The Millions Interview Archives - Page 3 of 22 - The Millions
February 29, 2016
You mistreat animals, you eventually will mistreat human beings. If you’re casual to animal life you will eventually be casual to human life.
February 19, 2016
I wrote the last sentence of the story first, and then the next to last sentence, and so on for as long as I could — maybe I could have done it all the way back, but at a certain point I got really interested in figuring out how it started.
February 17, 2016
by Philip Eil
I’ve always thought that, the point at which I get tired, the point at which I get jaded, the point at which I start to think that’s it’s all been done, that all of the great or interesting movies are in the past, that’s when I should stop and get out of the way and let someone else do it.
February 1, 2016
When I ran out of money, I moved to my Mom’s in Maine, Charles D’Ambrosio-style, writing in her basement every morning starting at 5 a.m., taking a break for Buffy the Vampire Slayer reruns at 11 a.m. and making an early lunch before working more. It was like the weirdest saddest colony stay, about three months.
January 6, 2016
It’s just that everybody, every character, will die eventually. Wow, that’s totally bleak. I’m trying to convince you that it’s not, but it totally is.
November 19, 2015
I’ve come to suspect that what we call talent is a little hard to distinguish from this other thing that is this bottomless interest by the problems posed by paint or astrophysics or whatever it is.
November 11, 2015
The books don’t matter, the reviews don’t matter, the career doesn’t matter, the students don’t matter, though I love the language of all these things. Only the process matters. I have no skepticism about that, and I’m not exhausted.
November 3, 2015
This culture is like a chimera before which I stand agog.
October 28, 2015
by Lacy Cooke
I have seen that what makes tyrants afraid is not military might. The first people who are sacrificed in these regimes are journalists and writers and poets, and actually those who teach humanities. Those are at the forefront of the struggle and are targets.
October 27, 2015

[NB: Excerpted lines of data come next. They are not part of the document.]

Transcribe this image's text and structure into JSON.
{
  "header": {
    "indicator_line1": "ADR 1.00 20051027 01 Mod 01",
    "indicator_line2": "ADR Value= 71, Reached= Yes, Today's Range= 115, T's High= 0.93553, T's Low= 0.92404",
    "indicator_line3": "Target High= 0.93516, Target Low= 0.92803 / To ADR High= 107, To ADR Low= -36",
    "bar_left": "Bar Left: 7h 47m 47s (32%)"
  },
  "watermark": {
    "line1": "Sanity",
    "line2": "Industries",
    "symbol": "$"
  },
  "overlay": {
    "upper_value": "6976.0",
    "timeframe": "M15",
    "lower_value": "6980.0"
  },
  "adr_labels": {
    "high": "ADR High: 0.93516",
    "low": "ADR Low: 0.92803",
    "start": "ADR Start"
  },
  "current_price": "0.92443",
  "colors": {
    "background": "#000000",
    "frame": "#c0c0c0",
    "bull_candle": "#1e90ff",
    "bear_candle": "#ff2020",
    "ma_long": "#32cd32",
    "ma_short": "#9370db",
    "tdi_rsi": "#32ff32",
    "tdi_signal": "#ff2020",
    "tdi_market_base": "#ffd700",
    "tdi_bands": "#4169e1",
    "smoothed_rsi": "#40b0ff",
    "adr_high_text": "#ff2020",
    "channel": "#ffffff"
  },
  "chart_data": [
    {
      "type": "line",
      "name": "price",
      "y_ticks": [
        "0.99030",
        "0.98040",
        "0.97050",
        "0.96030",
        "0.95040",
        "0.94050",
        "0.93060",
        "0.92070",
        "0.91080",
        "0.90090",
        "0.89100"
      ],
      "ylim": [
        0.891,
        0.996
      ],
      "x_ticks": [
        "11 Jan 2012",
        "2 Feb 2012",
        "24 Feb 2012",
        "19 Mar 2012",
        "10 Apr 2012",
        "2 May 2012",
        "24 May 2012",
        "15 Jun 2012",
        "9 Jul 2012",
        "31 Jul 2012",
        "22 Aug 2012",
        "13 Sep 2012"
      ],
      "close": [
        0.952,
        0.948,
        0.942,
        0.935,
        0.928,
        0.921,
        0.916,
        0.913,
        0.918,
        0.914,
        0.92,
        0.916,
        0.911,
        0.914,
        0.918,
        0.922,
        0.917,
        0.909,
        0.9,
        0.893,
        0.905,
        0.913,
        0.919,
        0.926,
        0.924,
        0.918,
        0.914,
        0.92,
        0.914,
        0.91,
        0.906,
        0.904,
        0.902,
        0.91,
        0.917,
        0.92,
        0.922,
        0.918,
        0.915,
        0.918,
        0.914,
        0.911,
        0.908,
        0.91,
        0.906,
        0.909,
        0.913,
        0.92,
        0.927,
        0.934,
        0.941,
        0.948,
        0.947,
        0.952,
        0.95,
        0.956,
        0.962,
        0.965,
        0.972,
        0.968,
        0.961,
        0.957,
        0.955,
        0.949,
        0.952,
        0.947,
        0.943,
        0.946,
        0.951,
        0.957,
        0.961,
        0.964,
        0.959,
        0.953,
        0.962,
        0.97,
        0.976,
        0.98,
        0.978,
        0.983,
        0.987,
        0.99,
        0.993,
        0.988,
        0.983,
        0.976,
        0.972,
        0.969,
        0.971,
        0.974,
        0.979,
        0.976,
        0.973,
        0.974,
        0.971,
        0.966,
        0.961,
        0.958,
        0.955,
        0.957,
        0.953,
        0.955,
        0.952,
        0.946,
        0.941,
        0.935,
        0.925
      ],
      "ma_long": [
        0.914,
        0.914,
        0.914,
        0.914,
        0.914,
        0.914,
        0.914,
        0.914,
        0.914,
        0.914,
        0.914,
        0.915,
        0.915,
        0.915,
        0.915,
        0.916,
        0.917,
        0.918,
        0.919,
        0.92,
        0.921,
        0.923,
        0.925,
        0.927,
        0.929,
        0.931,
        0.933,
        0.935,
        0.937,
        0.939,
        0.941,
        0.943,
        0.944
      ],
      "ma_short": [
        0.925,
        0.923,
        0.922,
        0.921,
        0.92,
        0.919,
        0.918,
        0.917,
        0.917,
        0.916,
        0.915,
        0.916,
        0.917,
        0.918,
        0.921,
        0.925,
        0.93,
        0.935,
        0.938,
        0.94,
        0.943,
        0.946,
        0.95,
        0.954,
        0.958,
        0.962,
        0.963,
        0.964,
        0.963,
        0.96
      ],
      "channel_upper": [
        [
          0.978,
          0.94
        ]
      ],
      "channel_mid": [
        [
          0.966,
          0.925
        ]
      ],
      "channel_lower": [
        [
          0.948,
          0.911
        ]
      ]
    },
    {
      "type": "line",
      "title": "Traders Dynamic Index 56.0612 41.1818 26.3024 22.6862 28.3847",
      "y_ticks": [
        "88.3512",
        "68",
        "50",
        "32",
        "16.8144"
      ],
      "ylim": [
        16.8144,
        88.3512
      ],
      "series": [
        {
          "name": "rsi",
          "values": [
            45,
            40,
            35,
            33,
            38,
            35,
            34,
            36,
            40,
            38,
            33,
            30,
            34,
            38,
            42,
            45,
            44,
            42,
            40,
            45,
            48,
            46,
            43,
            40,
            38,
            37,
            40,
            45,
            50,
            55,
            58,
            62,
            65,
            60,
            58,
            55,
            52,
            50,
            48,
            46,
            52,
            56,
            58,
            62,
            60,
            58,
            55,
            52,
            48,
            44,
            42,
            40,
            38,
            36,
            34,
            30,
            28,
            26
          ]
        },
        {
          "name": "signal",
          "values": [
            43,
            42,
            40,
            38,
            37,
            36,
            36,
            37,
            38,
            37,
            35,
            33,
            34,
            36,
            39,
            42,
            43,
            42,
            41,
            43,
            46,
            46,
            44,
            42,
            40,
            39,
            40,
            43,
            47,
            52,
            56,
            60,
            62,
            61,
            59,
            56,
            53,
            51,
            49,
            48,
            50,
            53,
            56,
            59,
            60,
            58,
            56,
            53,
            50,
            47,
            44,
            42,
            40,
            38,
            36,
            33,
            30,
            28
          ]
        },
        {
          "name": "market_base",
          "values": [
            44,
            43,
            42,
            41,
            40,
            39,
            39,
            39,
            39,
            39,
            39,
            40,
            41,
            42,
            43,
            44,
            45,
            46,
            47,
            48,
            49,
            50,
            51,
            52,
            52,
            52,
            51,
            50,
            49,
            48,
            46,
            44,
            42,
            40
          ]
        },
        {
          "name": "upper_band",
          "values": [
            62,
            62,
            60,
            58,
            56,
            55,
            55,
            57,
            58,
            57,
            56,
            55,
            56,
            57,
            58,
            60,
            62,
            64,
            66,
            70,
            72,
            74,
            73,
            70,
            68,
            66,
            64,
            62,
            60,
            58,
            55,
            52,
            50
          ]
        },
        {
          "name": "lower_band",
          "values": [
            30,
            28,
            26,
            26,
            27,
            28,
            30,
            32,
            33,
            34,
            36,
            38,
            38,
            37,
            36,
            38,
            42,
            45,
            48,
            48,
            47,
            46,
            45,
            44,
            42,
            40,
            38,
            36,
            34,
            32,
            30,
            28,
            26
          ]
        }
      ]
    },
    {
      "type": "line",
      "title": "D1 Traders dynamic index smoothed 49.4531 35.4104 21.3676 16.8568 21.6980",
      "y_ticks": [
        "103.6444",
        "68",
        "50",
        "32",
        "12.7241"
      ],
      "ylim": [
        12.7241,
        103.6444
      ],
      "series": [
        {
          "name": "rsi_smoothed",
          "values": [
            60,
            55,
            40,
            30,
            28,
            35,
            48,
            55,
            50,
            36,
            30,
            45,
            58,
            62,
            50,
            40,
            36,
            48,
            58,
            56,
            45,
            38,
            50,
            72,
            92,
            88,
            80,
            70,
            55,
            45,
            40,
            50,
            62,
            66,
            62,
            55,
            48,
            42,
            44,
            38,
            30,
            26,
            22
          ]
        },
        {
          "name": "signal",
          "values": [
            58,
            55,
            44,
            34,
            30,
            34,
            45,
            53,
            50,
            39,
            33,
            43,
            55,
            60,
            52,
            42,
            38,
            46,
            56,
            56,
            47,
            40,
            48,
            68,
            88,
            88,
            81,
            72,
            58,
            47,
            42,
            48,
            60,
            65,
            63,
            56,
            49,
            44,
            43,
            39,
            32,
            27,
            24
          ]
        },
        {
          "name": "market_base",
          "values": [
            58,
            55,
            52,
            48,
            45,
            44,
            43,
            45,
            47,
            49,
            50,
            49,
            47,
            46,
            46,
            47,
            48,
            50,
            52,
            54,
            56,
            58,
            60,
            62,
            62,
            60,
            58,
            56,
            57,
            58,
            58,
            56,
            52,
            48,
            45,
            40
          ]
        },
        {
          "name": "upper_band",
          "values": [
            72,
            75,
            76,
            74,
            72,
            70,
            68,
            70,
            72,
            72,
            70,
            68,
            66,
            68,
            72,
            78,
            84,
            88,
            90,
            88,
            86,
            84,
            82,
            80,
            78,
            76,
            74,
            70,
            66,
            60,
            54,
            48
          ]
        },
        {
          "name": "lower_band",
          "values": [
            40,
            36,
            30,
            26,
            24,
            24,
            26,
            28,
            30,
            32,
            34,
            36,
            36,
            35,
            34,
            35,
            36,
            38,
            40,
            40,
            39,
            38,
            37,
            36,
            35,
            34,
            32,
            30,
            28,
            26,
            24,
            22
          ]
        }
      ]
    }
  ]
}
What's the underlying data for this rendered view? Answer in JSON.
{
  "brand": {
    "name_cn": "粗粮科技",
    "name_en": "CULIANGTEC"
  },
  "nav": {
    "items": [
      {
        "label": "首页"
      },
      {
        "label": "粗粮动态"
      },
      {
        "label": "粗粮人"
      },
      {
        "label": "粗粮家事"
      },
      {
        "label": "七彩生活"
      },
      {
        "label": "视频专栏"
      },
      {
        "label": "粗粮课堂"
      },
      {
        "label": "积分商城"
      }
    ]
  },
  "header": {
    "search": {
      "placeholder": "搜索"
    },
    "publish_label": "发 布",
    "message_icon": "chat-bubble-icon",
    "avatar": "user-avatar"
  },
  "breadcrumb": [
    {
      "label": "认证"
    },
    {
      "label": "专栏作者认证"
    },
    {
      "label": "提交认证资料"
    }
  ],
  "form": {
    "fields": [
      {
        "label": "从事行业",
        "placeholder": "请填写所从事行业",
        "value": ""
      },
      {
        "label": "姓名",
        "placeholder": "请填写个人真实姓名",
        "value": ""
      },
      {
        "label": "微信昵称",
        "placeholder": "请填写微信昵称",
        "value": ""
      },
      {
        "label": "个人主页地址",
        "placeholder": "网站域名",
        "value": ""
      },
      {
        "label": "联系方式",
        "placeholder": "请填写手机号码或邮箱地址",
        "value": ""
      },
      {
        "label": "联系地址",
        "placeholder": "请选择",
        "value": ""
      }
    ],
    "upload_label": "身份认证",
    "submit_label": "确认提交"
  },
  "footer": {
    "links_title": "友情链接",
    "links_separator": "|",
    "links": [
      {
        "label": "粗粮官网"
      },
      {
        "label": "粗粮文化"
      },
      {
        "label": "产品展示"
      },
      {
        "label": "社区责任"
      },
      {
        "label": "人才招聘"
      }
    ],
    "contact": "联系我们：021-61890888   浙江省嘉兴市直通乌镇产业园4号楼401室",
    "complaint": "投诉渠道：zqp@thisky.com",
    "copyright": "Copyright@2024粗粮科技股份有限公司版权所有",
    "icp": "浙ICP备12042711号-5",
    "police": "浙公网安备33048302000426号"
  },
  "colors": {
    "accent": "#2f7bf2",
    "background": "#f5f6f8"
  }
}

As far as identity in literature, I think we’re coming to a place where readers have so many options. Eventually readers will read about everything and it will happen organically; it wouldn’t even be a thought. There’s so many books out there by such a diverse group of writers that readers won’t have to try hard to find diversity. Hopefully we can get to a point where diversity is the norm.